Top of MATERIAL PROVIDED

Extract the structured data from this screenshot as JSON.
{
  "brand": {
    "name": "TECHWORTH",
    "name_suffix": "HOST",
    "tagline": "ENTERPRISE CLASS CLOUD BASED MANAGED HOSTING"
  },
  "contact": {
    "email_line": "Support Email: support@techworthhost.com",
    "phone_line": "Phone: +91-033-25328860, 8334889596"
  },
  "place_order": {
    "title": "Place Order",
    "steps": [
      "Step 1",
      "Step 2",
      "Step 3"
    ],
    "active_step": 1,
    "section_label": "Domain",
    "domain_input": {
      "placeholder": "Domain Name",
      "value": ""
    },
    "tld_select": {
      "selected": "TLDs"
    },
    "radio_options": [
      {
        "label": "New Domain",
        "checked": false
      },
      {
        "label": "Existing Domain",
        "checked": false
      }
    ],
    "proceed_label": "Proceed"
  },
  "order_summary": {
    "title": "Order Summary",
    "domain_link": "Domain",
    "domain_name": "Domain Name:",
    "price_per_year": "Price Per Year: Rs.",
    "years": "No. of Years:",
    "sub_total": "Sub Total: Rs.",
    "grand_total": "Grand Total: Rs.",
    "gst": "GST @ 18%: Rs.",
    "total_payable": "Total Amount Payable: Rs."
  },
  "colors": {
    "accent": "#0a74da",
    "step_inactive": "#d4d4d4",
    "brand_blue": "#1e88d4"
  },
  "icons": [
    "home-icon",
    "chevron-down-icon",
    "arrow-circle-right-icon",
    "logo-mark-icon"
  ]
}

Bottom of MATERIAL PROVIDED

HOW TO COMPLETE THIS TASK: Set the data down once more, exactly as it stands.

ANSWER TO THIS EXERCISE:
Extract the structured data from this screenshot as JSON.
{
  "brand": {
    "name": "TECHWORTH",
    "name_suffix": "HOST",
    "tagline": "ENTERPRISE CLASS CLOUD BASED MANAGED HOSTING"
  },
  "contact": {
    "email_line": "Support Email: support@techworthhost.com",
    "phone_line": "Phone: +91-033-25328860, 8334889596"
  },
  "place_order": {
    "title": "Place Order",
    "steps": [
      "Step 1",
      "Step 2",
      "Step 3"
    ],
    "active_step": 1,
    "section_label": "Domain",
    "domain_input": {
      "placeholder": "Domain Name",
      "value": ""
    },
    "tld_select": {
      "selected": "TLDs"
    },
    "radio_options": [
      {
        "label": "New Domain",
        "checked": false
      },
      {
        "label": "Existing Domain",
        "checked": false
      }
    ],
    "proceed_label": "Proceed"
  },
  "order_summary": {
    "title": "Order Summary",
    "domain_link": "Domain",
    "domain_name": "Domain Name:",
    "price_per_year": "Price Per Year: Rs.",
    "years": "No. of Years:",
    "sub_total": "Sub Total: Rs.",
    "grand_total": "Grand Total: Rs.",
    "gst": "GST @ 18%: Rs.",
    "total_payable": "Total Amount Payable: Rs."
  },
  "colors": {
    "accent": "#0a74da",
    "step_inactive": "#d4d4d4",
    "brand_blue": "#1e88d4"
  },
  "icons": [
    "home-icon",
    "chevron-down-icon",
    "arrow-circle-right-icon",
    "logo-mark-icon"
  ]
}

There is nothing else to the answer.